BH Musicians Perform in Virtual Coffee House

This past December, the Coffee House was held virtually over Zoom, with most acts performing live. Mr. Fiori described it as a “warm event,” as it allowed for interaction between each act as well as at the end of the show. The Coffee House provides students and other members of the Belmont Hill community with a chance to express themselves through nearly any means; all music genres, as well as all forms of poetry or other kinds of audible art are welcome. Several performers prepared pieces on various instruments, including guitar, drums, and piano for the show. The Coffee House is unique among other music productions at Belmont Hill in that it allows students to perform with their families. TJ Cannistraro ’24, in fact, played “Miss Atomic Bomb” by The Killers on the drums with his sister, Julia Cannistraro, who accompanied on keyboard and sang. Other performers include Ryan Cannistraro ’21, who presented his rendition of “Drift Away” by Dobie Gray, a soothing soulful track, on the guitar while singing. Three pianists, Will Kelly ’23, John Pena ’26, and Quinn Healey ’23 also participated. Will Kelly also sang, performing his take on Elton John’s “Your Song,” one of John’s classic ballads from his eponymous second album. John Pena’s presentation of “Capricho Catalan” by Isaac Albeinz, a classical slow-tempo and relaxing piece, and Quinn Healey’s performance of the more energetic and jazzy “Billie’s Bounce” by Charlie Parker also wowed audience members. Additionally, Juan Pablo Fernández del Castillo ’25 sang “Michelle” by the Beatles, an iconic 1965 release that was remastered in 2009. Headmaster Schneider also performed, playing Ralph McTell’s “Streets of London,” a calming tune with pensive melodies, on the guitar. 

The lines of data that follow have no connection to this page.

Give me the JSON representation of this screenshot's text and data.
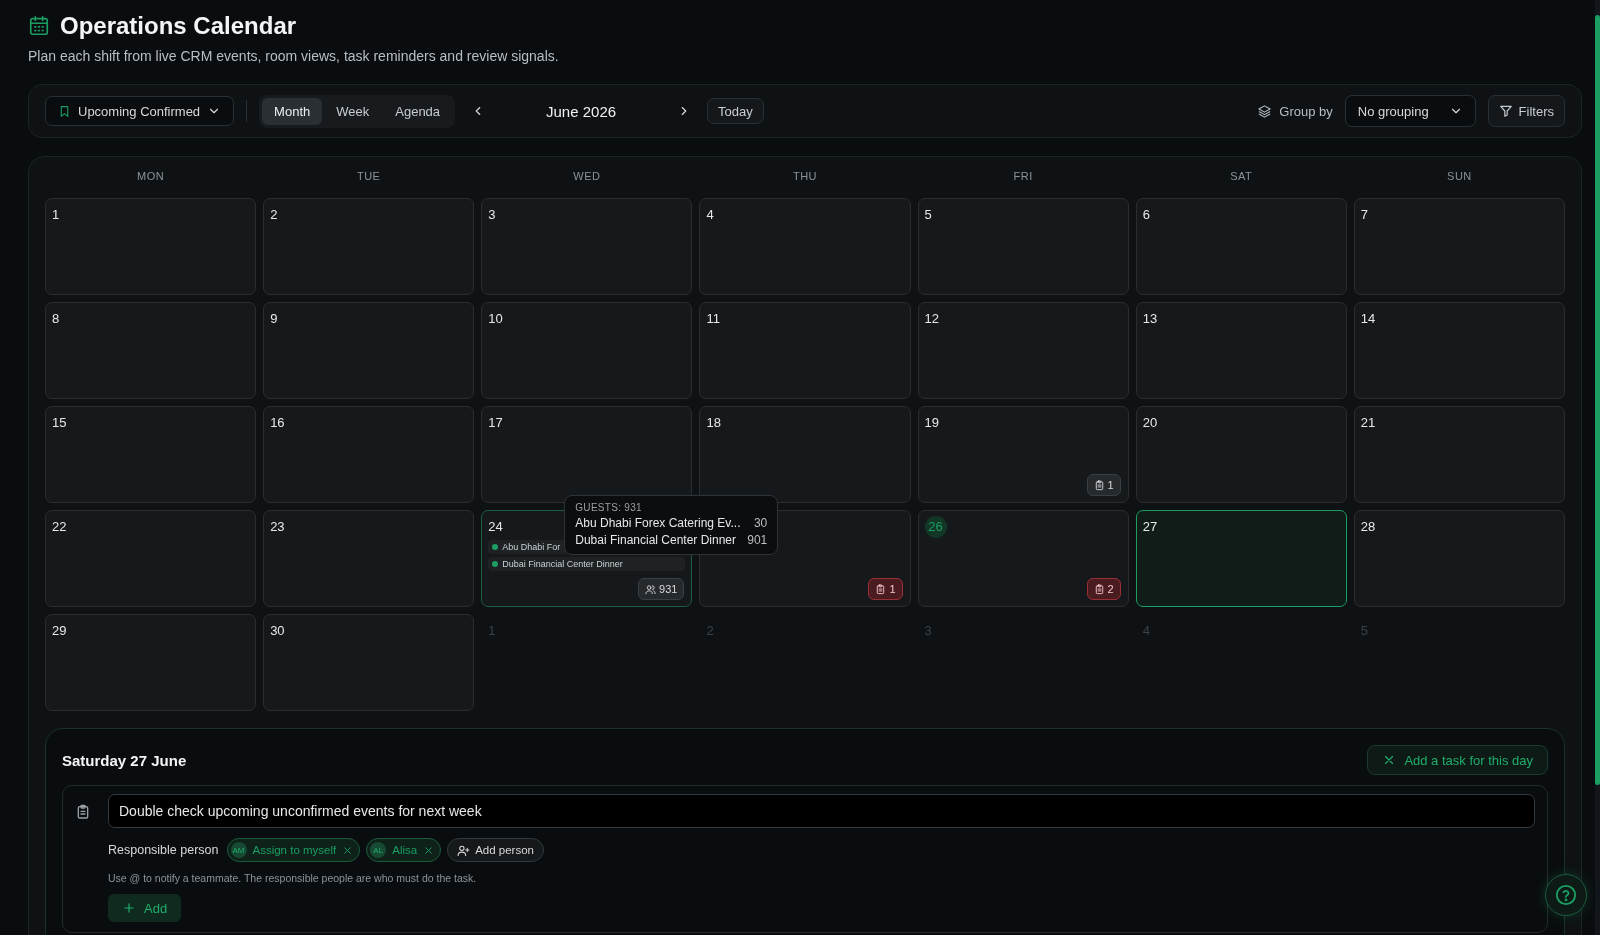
{
  "page": {
    "title": "Operations Calendar",
    "subtitle": "Plan each shift from live CRM events, room views, task reminders and review signals."
  },
  "toolbar": {
    "saved_view": "Upcoming Confirmed",
    "views": [
      {
        "label": "Month",
        "selected": true
      },
      {
        "label": "Week",
        "selected": false
      },
      {
        "label": "Agenda",
        "selected": false
      }
    ],
    "period": "June 2026",
    "today_button": "Today",
    "group_by_label": "Group by",
    "group_by_value": "No grouping",
    "filters_button": "Filters"
  },
  "calendar": {
    "weekdays": [
      "MON",
      "TUE",
      "WED",
      "THU",
      "FRI",
      "SAT",
      "SUN"
    ],
    "days": [
      {
        "kind": "current",
        "number": "1",
        "today": false,
        "selected": false
      },
      {
        "kind": "current",
        "number": "2",
        "today": false,
        "selected": false
      },
      {
        "kind": "current",
        "number": "3",
        "today": false,
        "selected": false
      },
      {
        "kind": "current",
        "number": "4",
        "today": false,
        "selected": false
      },
      {
        "kind": "current",
        "number": "5",
        "today": false,
        "selected": false
      },
      {
        "kind": "current",
        "number": "6",
        "today": false,
        "selected": false
      },
      {
        "kind": "current",
        "number": "7",
        "today": false,
        "selected": false
      },
      {
        "kind": "current",
        "number": "8",
        "today": false,
        "selected": false
      },
      {
        "kind": "current",
        "number": "9",
        "today": false,
        "selected": false
      },
      {
        "kind": "current",
        "number": "10",
        "today": false,
        "selected": false
      },
      {
        "kind": "current",
        "number": "11",
        "today": false,
        "selected": false
      },
      {
        "kind": "current",
        "number": "12",
        "today": false,
        "selected": false
      },
      {
        "kind": "current",
        "number": "13",
        "today": false,
        "selected": false
      },
      {
        "kind": "current",
        "number": "14",
        "today": false,
        "selected": false
      },
      {
        "kind": "current",
        "number": "15",
        "today": false,
        "selected": false
      },
      {
        "kind": "current",
        "number": "16",
        "today": false,
        "selected": false
      },
      {
        "kind": "current",
        "number": "17",
        "today": false,
        "selected": false
      },
      {
        "kind": "current",
        "number": "18",
        "today": false,
        "selected": false
      },
      {
        "kind": "current",
        "number": "19",
        "today": false,
        "selected": false,
        "badge": {
          "kind": "tasks",
          "count": "1",
          "overdue": false
        }
      },
      {
        "kind": "current",
        "number": "20",
        "today": false,
        "selected": false
      },
      {
        "kind": "current",
        "number": "21",
        "today": false,
        "selected": false
      },
      {
        "kind": "current",
        "number": "22",
        "today": false,
        "selected": false
      },
      {
        "kind": "current",
        "number": "23",
        "today": false,
        "selected": false
      },
      {
        "kind": "current",
        "number": "24",
        "today": false,
        "selected": false,
        "events": [
          {
            "title": "Abu Dhabi For",
            "color": "#1a9e63"
          },
          {
            "title": "Dubai Financial Center Dinner",
            "color": "#1a9e63"
          }
        ],
        "badge": {
          "kind": "guests",
          "count": "931",
          "overdue": false
        },
        "tooltip": {
          "title": "GUESTS: 931",
          "rows": [
            {
              "name": "Abu Dhabi Forex Catering Ev...",
              "value": "30"
            },
            {
              "name": "Dubai Financial Center Dinner",
              "value": "901"
            }
          ]
        }
      },
      {
        "kind": "current",
        "selected": false,
        "badge": {
          "kind": "tasks",
          "count": "1",
          "overdue": true
        }
      },
      {
        "kind": "current",
        "number": "26",
        "today": true,
        "selected": false,
        "badge": {
          "kind": "tasks",
          "count": "2",
          "overdue": true
        }
      },
      {
        "kind": "current",
        "number": "27",
        "today": false,
        "selected": true
      },
      {
        "kind": "current",
        "number": "28",
        "today": false,
        "selected": false
      },
      {
        "kind": "current",
        "number": "29",
        "today": false,
        "selected": false
      },
      {
        "kind": "current",
        "number": "30",
        "today": false,
        "selected": false
      },
      {
        "kind": "outside",
        "number": "1"
      },
      {
        "kind": "outside",
        "number": "2"
      },
      {
        "kind": "outside",
        "number": "3"
      },
      {
        "kind": "outside",
        "number": "4"
      },
      {
        "kind": "outside",
        "number": "5"
      }
    ]
  },
  "day_panel": {
    "title": "Saturday 27 June",
    "add_task_button": "Add a task for this day",
    "task": {
      "value": "Double check upcoming unconfirmed events for next week",
      "responsible_label": "Responsible person",
      "people": [
        {
          "initials": "AM",
          "name": "Assign to myself"
        },
        {
          "initials": "AL",
          "name": "Alisa"
        }
      ],
      "add_person_button": "Add person",
      "hint": "Use @ to notify a teammate. The responsible people are who must do the task.",
      "add_button": "Add"
    }
  }
}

Mr. Fiori hopes to organize the next Coffee House sometime in the spring and is aiming for April or May. He encourages anyone who wants to participate does so, regardless of experience or access to equipment. Many students even performed with only their laptops, but as Mr. Fiori stated, “Sound quality isn’t great, but it’s the energy that matters.” Music provides people with a momentary escape from the realities of the pandemic, and as Mr. Fiori put it, the Coffee House is “a great way for us to all stay connected musically when we can’t do it live and in person.” Anyone hoping to perform in the next Coffee House should look out for Mr. Fiori’s email, which will likely be sent out mid-April.

Story Page